▶ TASK STATEMENT:
From the records that follow, copy every line in which "area" appears.

▶ TASK INPUTS:

------------------------

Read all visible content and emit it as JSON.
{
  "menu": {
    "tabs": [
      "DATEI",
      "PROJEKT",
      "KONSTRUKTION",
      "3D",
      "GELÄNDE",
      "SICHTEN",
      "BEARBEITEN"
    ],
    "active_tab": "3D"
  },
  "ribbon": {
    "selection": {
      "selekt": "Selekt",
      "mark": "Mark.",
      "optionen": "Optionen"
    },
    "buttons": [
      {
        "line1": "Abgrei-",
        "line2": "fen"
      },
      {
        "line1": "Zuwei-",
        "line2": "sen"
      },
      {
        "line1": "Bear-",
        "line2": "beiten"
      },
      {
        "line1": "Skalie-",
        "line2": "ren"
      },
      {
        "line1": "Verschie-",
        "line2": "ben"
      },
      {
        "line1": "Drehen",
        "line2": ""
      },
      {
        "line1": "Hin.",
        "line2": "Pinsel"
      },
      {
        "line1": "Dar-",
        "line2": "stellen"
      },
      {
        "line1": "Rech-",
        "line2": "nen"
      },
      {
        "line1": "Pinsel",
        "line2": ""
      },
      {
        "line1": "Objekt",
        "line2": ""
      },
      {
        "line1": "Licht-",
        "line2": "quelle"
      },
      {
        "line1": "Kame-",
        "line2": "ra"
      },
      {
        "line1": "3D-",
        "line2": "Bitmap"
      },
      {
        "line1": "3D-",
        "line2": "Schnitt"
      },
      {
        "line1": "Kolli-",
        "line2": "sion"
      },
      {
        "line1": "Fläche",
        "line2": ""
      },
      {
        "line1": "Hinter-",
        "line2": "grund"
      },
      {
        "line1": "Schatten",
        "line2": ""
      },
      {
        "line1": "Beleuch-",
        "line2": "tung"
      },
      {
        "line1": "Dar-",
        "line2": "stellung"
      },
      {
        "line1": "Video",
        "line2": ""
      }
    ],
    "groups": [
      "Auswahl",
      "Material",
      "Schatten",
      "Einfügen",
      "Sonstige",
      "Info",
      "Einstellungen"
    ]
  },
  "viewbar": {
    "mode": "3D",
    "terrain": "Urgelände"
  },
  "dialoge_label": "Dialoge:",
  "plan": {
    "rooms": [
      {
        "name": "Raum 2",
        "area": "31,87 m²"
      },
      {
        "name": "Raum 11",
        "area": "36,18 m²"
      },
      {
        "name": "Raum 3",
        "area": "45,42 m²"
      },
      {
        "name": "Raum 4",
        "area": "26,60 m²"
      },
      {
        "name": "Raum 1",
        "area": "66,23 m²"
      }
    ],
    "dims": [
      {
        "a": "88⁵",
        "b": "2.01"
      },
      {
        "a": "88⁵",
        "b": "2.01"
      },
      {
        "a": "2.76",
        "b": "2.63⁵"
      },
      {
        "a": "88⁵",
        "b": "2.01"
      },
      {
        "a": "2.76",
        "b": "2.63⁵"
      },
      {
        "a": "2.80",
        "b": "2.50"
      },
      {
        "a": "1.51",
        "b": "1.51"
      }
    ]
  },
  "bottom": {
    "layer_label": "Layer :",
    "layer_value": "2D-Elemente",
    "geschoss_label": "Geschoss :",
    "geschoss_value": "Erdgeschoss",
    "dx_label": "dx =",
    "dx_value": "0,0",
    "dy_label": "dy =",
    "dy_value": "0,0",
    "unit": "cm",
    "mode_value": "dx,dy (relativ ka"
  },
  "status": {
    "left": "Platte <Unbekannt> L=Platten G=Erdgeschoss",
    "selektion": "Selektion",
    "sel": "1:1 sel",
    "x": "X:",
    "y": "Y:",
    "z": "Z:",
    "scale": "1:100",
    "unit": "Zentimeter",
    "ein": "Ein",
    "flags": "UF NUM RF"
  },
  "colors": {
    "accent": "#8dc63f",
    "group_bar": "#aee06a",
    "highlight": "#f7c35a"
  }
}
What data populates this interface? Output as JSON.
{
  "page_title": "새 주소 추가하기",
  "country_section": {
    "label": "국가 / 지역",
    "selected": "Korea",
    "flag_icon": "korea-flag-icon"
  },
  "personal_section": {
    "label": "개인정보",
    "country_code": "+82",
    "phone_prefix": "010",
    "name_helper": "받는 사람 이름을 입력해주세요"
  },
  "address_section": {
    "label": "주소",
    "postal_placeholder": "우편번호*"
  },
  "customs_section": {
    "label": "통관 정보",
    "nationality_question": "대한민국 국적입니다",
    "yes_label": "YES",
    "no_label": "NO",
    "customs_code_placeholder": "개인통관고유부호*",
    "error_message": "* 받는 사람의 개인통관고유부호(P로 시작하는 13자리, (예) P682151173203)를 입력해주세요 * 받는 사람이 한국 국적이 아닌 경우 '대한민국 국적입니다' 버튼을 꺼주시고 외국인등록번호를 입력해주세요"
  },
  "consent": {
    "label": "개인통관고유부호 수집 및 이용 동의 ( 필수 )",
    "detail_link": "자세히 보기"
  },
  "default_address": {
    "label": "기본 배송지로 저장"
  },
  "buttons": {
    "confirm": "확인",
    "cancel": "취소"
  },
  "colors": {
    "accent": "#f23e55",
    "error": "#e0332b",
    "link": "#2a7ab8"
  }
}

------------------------

▶ RESULT FOR THIS TASK:
        "area": "31,87 m²"
        "area": "36,18 m²"
        "area": "45,42 m²"
        "area": "26,60 m²"
        "area": "66,23 m²"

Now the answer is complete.